It's a living nightmare - but a socially distanced one.
"Zombies" attack vehicles, smearing them with artificial blood. But the customers inside the cars are safely separated from their stalkers by the windows.
Production company Kowagarasetai, roughly translated as Scare Squad, has launched a drive-through haunted house in Tokyo in response to the coronavirus pandemic.
"We have started this drive-in because we cannot get close to customers" at a traditional haunted house because of the virus, explains Daichi Ono, a cast member.
"But the distance [between customers and cast] has actually gotten shorter since there is only a window between them," he said.
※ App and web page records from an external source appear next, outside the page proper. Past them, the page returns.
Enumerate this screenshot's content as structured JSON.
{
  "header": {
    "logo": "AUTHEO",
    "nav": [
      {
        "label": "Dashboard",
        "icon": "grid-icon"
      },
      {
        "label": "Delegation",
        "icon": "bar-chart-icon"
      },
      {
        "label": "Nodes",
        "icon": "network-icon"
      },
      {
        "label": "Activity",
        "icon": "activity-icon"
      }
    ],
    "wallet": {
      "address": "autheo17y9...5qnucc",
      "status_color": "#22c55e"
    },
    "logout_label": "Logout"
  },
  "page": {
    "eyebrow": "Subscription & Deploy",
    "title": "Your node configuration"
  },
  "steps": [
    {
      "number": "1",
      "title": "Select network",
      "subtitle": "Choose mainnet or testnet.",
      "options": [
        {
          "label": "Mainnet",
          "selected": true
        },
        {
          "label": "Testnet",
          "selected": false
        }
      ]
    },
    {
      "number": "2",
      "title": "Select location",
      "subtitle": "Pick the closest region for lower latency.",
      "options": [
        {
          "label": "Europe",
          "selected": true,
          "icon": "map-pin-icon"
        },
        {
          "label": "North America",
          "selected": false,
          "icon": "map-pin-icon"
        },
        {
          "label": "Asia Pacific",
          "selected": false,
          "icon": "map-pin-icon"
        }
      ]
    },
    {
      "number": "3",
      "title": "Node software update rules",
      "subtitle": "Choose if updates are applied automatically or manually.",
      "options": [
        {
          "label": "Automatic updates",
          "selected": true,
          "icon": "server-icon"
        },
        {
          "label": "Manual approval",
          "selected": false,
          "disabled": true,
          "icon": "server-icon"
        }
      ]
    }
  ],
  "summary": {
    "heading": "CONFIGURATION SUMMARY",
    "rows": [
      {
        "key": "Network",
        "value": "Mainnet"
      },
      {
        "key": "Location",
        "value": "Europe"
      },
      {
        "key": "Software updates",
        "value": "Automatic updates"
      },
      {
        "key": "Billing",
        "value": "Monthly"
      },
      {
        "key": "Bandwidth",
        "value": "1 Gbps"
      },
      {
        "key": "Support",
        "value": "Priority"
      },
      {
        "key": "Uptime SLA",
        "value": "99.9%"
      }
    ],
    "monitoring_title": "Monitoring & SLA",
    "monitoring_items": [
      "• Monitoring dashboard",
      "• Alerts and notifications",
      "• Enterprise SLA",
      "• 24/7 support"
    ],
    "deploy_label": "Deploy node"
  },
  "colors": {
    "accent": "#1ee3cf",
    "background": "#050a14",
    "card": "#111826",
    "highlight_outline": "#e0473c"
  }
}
Unlike a traditional haunted house, where guests can flee if frightened, customers are confined to their cars and cannot escape the horrors during the 13-minute performance.
With no actual contact between the audience and performers, the risk of transmitting the virus is virtually eliminated. And of course, inside their cars, customers can scream as loudly as they like.
Once the horror is over, instead of eating brains, these helpful zombies actually clean the blood off the cars they attacked just minutes earlier.
It's a novel experience for cast members, as well as guests.
"I can get very close to guests even though they're behind the windshields," said actor Hanegawa. "It's interesting to see their reactions so close up, while keeping social distance."
Talking to the Japan Times, the 28-year old said haunted houses were on as uncertain footing as any other business in Japan.
"I don't know what the right thing to do is," he said "But we want to continue offering a haunted house, even if it means we have to change the style a bit. We want many people to enjoy it, to enjoy being scared."
With Halloween approaching, the prospect of not being able to welcome guests is a scary prospect for businesses such as haunted houses and ghost walks.
Some attractions in the US have had to rethink their approach, and release Covid contingency plans. The House of Torment, an attraction in Austin, Texas is adamant the format needs little alteration to make it safe for patrons.
"Haunted houses are not concerts, sporting events or theme parks. The nature of a haunted house is all about physical distancing; it always has been, it's what we do normally," they said in a statement regarding the safety of their attraction.
The attraction has had to reduce its capacity and not allow public groups to mix on tours of the house. "PPE masks will be worn under theatrical masks and makeup," says the Austin attraction.
However, as Texas guidelines recommend public face coverings as "not mandatory", it will only be the ghouls required to wear masks.
- AP with additional staff reporting